Friday, August 17, 2007

How Java Static Fields (AKA Class Variables) Break Thread Confinement and Lead to Concurrency Bugs.

Java static fields are shared between all instances of a class for a given class loader. One common use of static fields is to declare constants via the static final syntax.

Unfortunately, static final fields don’t ensure that the variable will be constant or immutable. It only guarantees that the field will be shared between all instances of the class for a given class loader (i.e. static) and that, apart from special cases involving reflection and deserialization (see JLS v3 17.5.3), it will not be reinitialized (i.e. final). In particular, there are two situations to consider corresponding to the major type categories in Java; primitive types (e.g. int, boolean, etc.) and reference types (e.g. arrays, interfaces, and classes).

Once a primitive is declared static final and it is assigned a value, there is no need to worry about it anymore. It will never change (except in unusual circumstances, see JLS v3 17.5.3).

For reference types, this is a different story. If the static final reference type is a mutable class (e.g. HashMap), it cannot be reinitialized, but the instance of that class can change after construction via the HashMap put method, for example.

Listing 1

public class Foobar{
//Mutable class variable.
private static final Map mutableField = new HashMap();
public Foobar() {}
public void qwerty(){
// Code to mutate the mutableField via put method.
}
}

And therein that static mutable field lies our thread safety concerns. If there are a couple threads floating around both using instances of that same class via the qwerty method from listing 1 for example, they can step on each other via their mutable class variable. Worse, the static mutable can be sitting "far away" from the programmer’s code in an open source library and a multi-threaded application can indirectly hammer on that static mutable possibly leaving it inconsistent and broken. The static final class variable can even be private. If it is affected by the instances of the class from multi-threaded application, it can be subject to thread safety concerns.

Even worse still, there are many ways to refactor the class referenced by static field to be immutable thereby achieving thread safety, but there is no way to make the contents of an array type immutable in Java. (This is yet another reason to consider arrays a deprecated type -- see O’Reilly’s Java Generics 6.9.)

This is not an academic point. A common way of ensuring thread safety is to have objects visible only from one thread. This is known as thread confinement and is common to client-server request-based architectures (see CPJ 2.3). The problem is that static fields break thread confinement and encapsulation because the same class variable can be accessed from multiple instances of the class, and if it is mutable is subject to race conditions in a multi-threaded environment.

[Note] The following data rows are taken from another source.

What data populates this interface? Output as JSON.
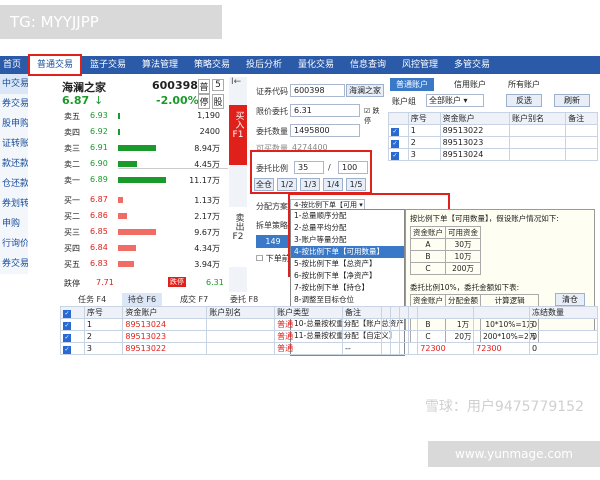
{
  "overlay_tag": "TG: MYYJJPP",
  "footer_url": "www.yunmage.com",
  "watermark": "雪球：用户9475779152",
  "menu": [
    "首页",
    "普通交易",
    "篮子交易",
    "算法管理",
    "策略交易",
    "投后分析",
    "量化交易",
    "信息查询",
    "风控管理",
    "多管交易"
  ],
  "left_nav": [
    "中交易",
    "券交易",
    "股申购",
    "证转账",
    "款还款",
    "仓还款",
    "券划转",
    "申购",
    "行询价",
    "券交易"
  ],
  "stock": {
    "name": "海澜之家",
    "code": "600398",
    "price": "6.87",
    "arrow": "↓",
    "change": "-2.00%",
    "btn_pu": "普",
    "btn_5": "5",
    "btn_ting": "停",
    "btn_fu": "股"
  },
  "sell_levels": [
    {
      "label": "卖五",
      "price": "6.93",
      "vol": "1,190",
      "bar": 0.05
    },
    {
      "label": "卖四",
      "price": "6.92",
      "vol": "2400",
      "bar": 0.0
    },
    {
      "label": "卖三",
      "price": "6.91",
      "vol": "8.94万",
      "bar": 0.8
    },
    {
      "label": "卖二",
      "price": "6.90",
      "vol": "4.45万",
      "bar": 0.4
    },
    {
      "label": "卖一",
      "price": "6.89",
      "vol": "11.17万",
      "bar": 1.0
    }
  ],
  "buy_levels": [
    {
      "label": "买一",
      "price": "6.87",
      "vol": "1.13万",
      "bar": 0.1
    },
    {
      "label": "买二",
      "price": "6.86",
      "vol": "2.17万",
      "bar": 0.18
    },
    {
      "label": "买三",
      "price": "6.85",
      "vol": "9.67万",
      "bar": 0.8
    },
    {
      "label": "买四",
      "price": "6.84",
      "vol": "4.34万",
      "bar": 0.38
    },
    {
      "label": "买五",
      "price": "6.83",
      "vol": "3.94万",
      "bar": 0.34
    }
  ],
  "limit_down_label": "跌停",
  "limit_down_value": "7.71",
  "limit_down_btn": "跌停",
  "limit_up_value": "6.31",
  "side_buttons": {
    "buy": "买入",
    "buy_key": "F1",
    "sell": "卖出",
    "sell_key": "F2"
  },
  "form": {
    "code_label": "证券代码",
    "code_value": "600398",
    "code_name": "海澜之家",
    "price_label": "限价委托",
    "price_value": "6.31",
    "price_cb": "跌停",
    "qty_label": "委托数量",
    "qty_value": "1495800",
    "avail_label": "可买数量",
    "avail_value": "4274400",
    "ratio_label": "委托比例",
    "ratio_num": "35",
    "ratio_sep": "/",
    "ratio_den": "100",
    "ratio_btns": [
      "全仓",
      "1/2",
      "1/3",
      "1/4",
      "1/5"
    ],
    "alloc_label": "分配方案",
    "alloc_value": "4-按比例下单【可用",
    "split_label": "拆单策略",
    "order_btn_partial": "149",
    "chk_label": "下单前"
  },
  "dropdown": [
    "1-总量顺序分配",
    "2-总量平均分配",
    "3-账户等量分配",
    "4-按比例下单【可用数量】",
    "5-按比例下单【总资产】",
    "6-按比例下单【净资产】",
    "7-按比例下单【持仓】",
    "8-调整至目标仓位",
    "9-总量按权重分配【账户可用】",
    "10-总量按权重分配【账户总资产】",
    "11-总量按权重分配【自定义】"
  ],
  "tip": {
    "h1": "按比例下单【可用数量】，假设账户情况如下:",
    "t1_head": [
      "资金账户",
      "可用资金"
    ],
    "t1_rows": [
      [
        "A",
        "30万"
      ],
      [
        "B",
        "10万"
      ],
      [
        "C",
        "200万"
      ]
    ],
    "h2": "委托比例10%，委托金额如下表:",
    "t2_head": [
      "资金账户",
      "分配金额",
      "计算逻辑"
    ],
    "t2_rows": [
      [
        "A",
        "3万",
        "30*10%=3万"
      ],
      [
        "B",
        "1万",
        "10*10%=1万"
      ],
      [
        "C",
        "20万",
        "200*10%=2万"
      ]
    ]
  },
  "account_tabs": [
    "普通账户",
    "信用账户",
    "所有账户"
  ],
  "group_label": "账户组",
  "group_value": "全部账户",
  "btn_invert": "反选",
  "btn_refresh": "刷新",
  "acct_head": [
    "序号",
    "资金账户",
    "账户别名",
    "备注"
  ],
  "acct_rows": [
    [
      "1",
      "89513022",
      "",
      ""
    ],
    [
      "2",
      "89513023",
      "",
      ""
    ],
    [
      "3",
      "89513024",
      "",
      ""
    ]
  ],
  "bottom_tabs": [
    "任务 F4",
    "持仓 F6",
    "成交 F7",
    "委托 F8"
  ],
  "btn_clear": "清仓",
  "orders_head": [
    "序号",
    "资金账户",
    "账户别名",
    "账户类型",
    "备注",
    "",
    "",
    "",
    "",
    "",
    "",
    "冻结数量"
  ],
  "orders_rows": [
    [
      "1",
      "89513024",
      "",
      "普通",
      "--",
      "",
      "",
      "",
      "",
      "",
      "",
      "0"
    ],
    [
      "2",
      "89513023",
      "",
      "普通",
      "--",
      "",
      "",
      "",
      "",
      "",
      "",
      "0"
    ],
    [
      "3",
      "89513022",
      "",
      "普通",
      "--",
      "",
      "",
      "",
      "",
      "72300",
      "72300",
      "0"
    ]
  ],
  "colors": {
    "menu_bg": "#2a5aa8",
    "buy_red": "#e0201b",
    "sell_green": "#1a9a2a",
    "highlight": "#e0201b"
  }
}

This discussion may seem obvious, but I do not see this fact explicitly stated in either Java Concurrency in Practice or Concurrency in Java. Don’t get me wrong. These books are masterpieces of modern software engineering literature and I have immense admiration and respect for the authors, but I did not see any concrete mention of this danger with static mutable variables. In fact, to fix these problems I would recommend reading these books. Describing solutions and workarounds would definitely go beyond the scope of this blog entry.

Once again, as detailed in Java Concurrency in Practice, it is the shared mutable field that endangers thread safety. But in the case of static fields, the shared mutable is shared via the static modifier rather than one instance of the class shared by multiple threads.